11 July 2024

The Election Commission (EC) submitted a petition to the Constitutional Court today, seeking the dissolution of the Move Forward party and the barring of the party’s executive members from politics, in accordance with Section 92 (1) and (2) of the Political Parties Act.

This latest move follows the EC’s unanimous ruling, on March 12th, that there is enough evidence to believe that the Move Forward party attempted to overthrow Constitutional Monarchy and acted in a way deemed hostile to Constitutional Monarchy.

On January 31st, the Constitutional Court ruled, by a unanimous decision, that Pita Limjaroenrat, former Move Forward party leader, and the party had exercised their rights and liberties to attempt to overthrow the Constitutional Monarchy, by proposing amendments to Section 112 of the Criminal Code (the lèse majesté law), and had adopted the amendments as an election campaign policy.

The EC’s decision comes two days ahead of its weekly meeting, which normally takes place on Wednesday.

Former election commissioner Somchai Srisutthiyakorn recently said that the Constitutional Court will take no more than two months to reach a decision.

He said that there is a slim chance that the party will escape dissolution, adding that it must assess whether it will wait until there is a ruling from the court or let its party-list MPs, who sit on the executive committee, to resign now so that the other party members on the list can move up to fill the void, hence maintaining the number of party-list seats in the House.
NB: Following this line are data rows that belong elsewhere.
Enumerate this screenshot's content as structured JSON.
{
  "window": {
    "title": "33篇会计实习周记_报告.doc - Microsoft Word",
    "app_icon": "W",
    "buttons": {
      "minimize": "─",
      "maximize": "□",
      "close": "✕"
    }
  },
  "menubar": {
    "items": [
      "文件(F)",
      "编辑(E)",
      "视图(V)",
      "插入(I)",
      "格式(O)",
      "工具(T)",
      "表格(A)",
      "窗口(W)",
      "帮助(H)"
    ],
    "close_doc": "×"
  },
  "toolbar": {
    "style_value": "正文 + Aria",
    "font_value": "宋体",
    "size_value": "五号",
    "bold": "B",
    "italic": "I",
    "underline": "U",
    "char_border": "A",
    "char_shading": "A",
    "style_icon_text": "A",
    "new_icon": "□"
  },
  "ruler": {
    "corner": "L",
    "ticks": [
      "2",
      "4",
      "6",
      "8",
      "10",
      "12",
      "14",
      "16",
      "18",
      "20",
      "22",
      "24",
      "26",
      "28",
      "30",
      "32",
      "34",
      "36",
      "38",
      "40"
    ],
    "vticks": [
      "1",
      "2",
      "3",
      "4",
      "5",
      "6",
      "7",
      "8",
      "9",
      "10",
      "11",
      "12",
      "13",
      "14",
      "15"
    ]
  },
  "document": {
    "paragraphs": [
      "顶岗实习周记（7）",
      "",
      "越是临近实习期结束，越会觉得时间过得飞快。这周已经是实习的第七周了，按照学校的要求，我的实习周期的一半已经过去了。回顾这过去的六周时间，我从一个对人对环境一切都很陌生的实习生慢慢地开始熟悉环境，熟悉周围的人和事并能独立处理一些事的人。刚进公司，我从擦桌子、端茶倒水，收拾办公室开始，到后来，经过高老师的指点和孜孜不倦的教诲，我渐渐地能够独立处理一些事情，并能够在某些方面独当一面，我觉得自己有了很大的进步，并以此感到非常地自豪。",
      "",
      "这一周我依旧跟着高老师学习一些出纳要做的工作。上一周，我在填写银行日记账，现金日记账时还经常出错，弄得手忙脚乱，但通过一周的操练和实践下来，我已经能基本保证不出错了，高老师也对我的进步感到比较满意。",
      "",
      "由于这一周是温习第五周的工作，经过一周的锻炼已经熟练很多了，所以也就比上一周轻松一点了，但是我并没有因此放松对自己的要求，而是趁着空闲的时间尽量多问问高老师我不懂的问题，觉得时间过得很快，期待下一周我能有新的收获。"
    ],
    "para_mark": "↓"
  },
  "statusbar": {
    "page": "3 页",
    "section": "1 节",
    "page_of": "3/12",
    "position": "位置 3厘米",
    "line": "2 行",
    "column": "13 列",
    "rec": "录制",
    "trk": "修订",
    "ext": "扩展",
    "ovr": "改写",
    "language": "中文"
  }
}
Alternatively, it could let the constituency MPs resign to join a new party, to retain their parliamentary status, as this process must be completed with 60 days of a ruling from the court to dissolve the party.